** Data for this task follows **

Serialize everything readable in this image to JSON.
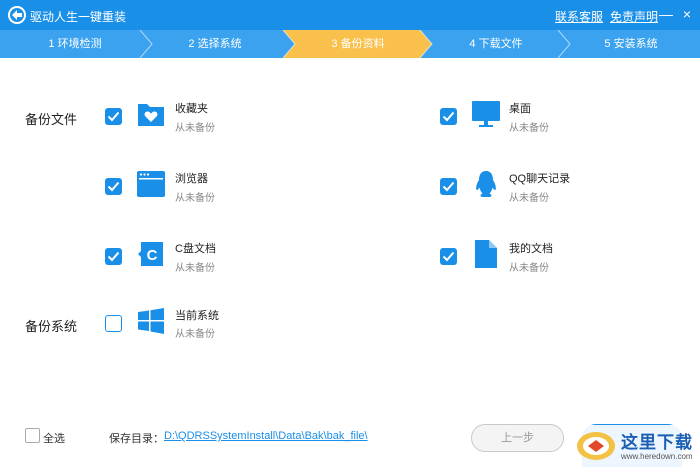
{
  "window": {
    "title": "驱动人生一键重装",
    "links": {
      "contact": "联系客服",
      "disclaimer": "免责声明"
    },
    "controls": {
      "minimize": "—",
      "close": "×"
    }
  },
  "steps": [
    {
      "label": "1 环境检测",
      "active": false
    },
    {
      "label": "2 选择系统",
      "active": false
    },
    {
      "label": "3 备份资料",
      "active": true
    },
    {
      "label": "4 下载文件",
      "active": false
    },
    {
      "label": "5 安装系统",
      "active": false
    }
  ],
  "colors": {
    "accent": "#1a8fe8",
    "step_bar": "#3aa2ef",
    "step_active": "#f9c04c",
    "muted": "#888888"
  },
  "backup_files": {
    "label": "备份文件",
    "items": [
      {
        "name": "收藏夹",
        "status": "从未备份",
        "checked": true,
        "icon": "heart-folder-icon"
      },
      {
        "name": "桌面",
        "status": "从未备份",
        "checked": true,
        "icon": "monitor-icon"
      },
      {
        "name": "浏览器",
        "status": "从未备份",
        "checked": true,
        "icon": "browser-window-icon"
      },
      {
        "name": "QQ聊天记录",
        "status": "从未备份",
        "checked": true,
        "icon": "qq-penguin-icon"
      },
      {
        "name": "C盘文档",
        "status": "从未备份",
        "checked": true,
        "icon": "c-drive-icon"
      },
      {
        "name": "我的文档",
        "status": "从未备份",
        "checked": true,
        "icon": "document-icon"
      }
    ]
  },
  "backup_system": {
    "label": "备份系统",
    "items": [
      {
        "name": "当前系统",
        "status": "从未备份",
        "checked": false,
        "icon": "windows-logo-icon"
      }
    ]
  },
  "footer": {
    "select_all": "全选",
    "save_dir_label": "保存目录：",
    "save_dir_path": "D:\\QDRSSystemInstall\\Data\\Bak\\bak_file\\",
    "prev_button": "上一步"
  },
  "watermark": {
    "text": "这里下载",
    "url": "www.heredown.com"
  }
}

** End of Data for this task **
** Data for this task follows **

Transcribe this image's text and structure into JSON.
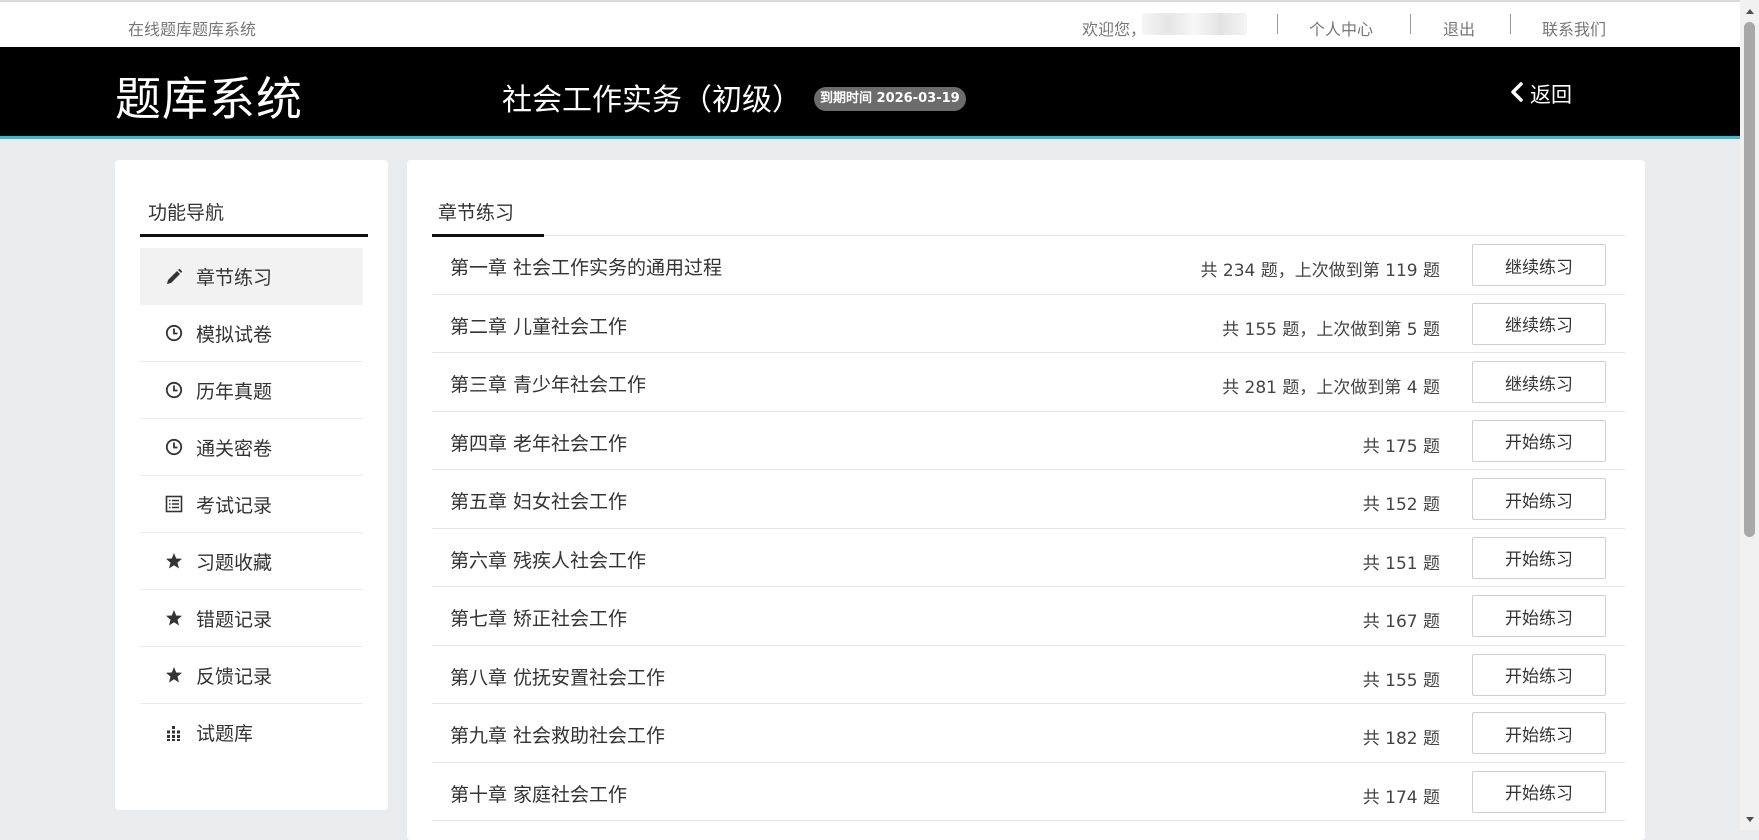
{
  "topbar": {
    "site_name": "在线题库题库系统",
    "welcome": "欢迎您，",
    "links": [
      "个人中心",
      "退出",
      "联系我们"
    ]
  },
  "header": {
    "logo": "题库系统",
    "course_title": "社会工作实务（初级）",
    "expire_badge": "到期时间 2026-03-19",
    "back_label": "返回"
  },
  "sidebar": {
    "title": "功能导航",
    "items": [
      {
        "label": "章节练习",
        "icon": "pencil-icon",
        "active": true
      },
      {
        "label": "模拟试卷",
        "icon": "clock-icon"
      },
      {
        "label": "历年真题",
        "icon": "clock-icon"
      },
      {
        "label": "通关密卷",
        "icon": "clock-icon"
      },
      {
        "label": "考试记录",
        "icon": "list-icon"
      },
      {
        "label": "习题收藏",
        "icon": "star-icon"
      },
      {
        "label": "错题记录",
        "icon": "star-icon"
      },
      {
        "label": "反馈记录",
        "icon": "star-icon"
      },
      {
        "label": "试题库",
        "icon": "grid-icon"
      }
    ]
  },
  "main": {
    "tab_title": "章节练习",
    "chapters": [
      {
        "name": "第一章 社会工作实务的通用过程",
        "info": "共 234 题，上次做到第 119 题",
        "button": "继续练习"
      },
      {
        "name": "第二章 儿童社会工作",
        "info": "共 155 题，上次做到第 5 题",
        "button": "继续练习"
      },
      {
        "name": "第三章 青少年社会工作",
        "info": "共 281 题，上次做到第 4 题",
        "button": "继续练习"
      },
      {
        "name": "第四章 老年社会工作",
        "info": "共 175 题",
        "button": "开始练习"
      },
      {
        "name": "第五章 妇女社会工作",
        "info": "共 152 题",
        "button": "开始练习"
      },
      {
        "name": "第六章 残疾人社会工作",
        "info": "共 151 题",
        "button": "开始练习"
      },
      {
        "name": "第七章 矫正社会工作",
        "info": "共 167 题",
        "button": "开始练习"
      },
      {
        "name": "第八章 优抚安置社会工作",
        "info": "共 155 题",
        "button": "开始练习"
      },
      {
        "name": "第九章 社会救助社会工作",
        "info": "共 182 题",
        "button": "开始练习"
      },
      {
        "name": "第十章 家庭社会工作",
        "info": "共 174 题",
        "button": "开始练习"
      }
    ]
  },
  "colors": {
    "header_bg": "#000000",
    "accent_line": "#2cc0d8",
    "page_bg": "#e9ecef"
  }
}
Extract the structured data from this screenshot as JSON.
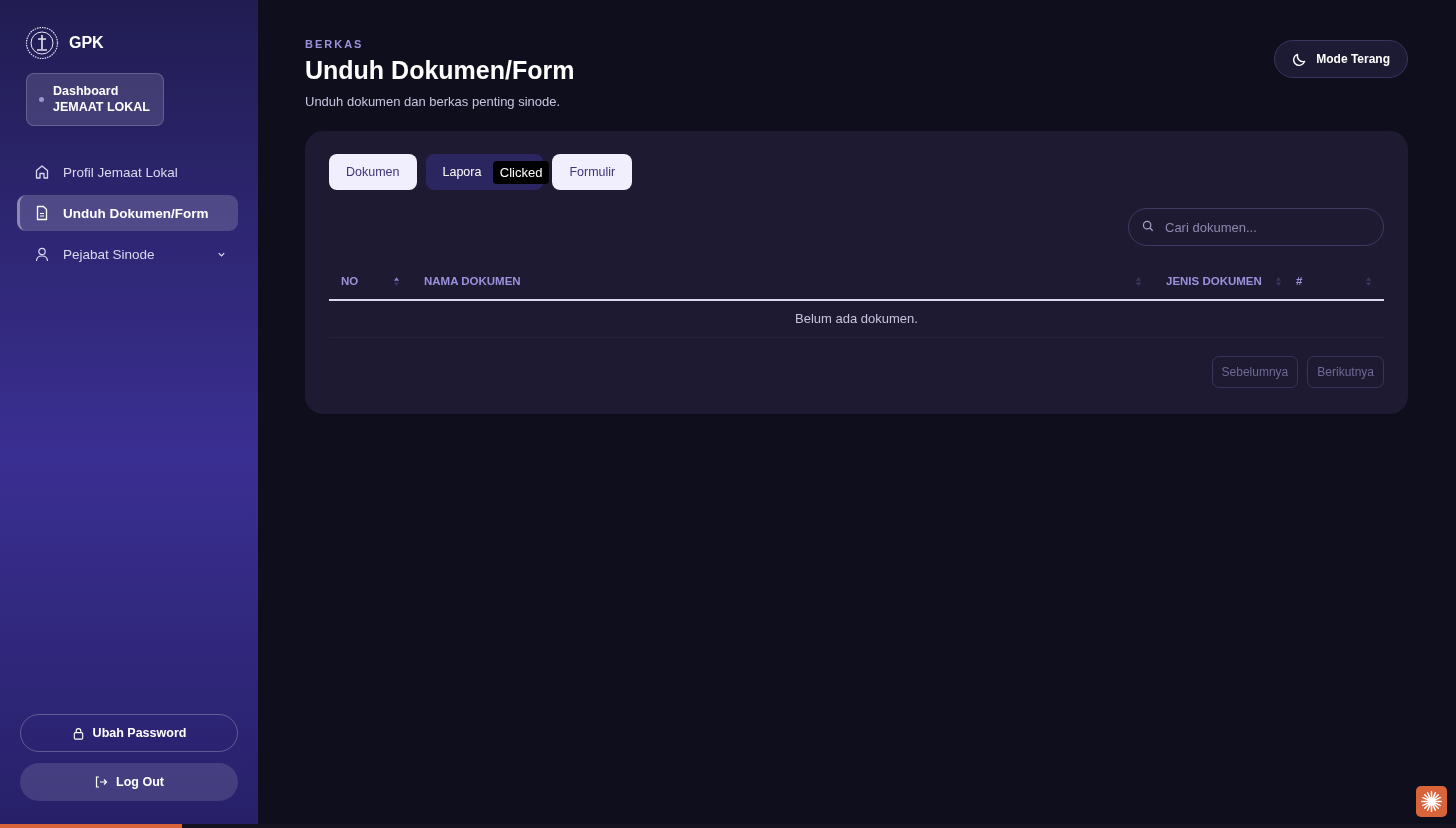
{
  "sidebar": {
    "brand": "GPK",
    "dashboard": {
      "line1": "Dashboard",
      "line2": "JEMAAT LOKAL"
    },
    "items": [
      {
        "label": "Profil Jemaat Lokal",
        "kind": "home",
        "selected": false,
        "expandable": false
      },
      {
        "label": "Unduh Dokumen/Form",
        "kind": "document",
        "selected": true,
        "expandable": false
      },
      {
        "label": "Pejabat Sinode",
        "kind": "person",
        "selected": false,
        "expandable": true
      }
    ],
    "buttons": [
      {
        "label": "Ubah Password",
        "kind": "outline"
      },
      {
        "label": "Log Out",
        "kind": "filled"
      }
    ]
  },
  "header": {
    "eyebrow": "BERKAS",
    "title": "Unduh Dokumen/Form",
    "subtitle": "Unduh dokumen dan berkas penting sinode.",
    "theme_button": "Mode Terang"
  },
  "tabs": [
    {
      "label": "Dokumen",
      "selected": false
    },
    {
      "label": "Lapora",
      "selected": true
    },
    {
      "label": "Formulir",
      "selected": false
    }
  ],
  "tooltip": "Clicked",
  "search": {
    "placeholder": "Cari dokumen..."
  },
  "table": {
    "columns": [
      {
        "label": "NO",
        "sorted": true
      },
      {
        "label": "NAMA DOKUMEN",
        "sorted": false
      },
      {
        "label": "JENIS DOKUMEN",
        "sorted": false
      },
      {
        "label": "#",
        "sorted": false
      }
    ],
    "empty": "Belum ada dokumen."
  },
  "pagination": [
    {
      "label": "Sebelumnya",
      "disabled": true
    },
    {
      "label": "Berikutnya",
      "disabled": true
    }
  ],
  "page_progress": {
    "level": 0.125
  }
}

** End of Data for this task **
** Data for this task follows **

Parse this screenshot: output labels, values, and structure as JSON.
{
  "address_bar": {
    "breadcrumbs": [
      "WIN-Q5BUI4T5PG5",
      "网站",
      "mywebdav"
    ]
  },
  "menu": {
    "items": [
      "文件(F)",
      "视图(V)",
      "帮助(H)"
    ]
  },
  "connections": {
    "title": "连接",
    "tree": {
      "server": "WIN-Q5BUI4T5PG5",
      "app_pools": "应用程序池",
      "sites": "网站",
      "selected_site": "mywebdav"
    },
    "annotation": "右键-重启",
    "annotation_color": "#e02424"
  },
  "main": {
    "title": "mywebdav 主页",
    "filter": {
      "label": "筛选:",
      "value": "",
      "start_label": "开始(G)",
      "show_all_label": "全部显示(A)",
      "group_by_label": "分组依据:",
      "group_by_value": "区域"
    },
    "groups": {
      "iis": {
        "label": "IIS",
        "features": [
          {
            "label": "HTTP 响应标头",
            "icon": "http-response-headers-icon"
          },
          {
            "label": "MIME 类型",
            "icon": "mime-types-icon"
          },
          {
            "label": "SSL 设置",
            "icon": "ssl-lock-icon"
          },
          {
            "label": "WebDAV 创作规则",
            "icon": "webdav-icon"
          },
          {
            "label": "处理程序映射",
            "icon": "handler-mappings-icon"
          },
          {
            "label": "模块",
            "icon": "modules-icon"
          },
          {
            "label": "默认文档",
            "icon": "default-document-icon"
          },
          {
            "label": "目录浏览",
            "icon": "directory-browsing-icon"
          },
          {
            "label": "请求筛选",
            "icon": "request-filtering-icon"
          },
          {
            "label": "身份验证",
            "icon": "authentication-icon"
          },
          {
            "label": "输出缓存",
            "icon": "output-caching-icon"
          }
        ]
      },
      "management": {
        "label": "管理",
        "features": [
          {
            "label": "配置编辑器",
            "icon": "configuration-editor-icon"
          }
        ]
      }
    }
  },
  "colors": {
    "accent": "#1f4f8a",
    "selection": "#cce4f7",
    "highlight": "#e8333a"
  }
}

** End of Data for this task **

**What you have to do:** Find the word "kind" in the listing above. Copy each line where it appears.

**The answer:**
        "kind": "home",
        "kind": "document",
        "kind": "person",
        "kind": "outline"
        "kind": "filled"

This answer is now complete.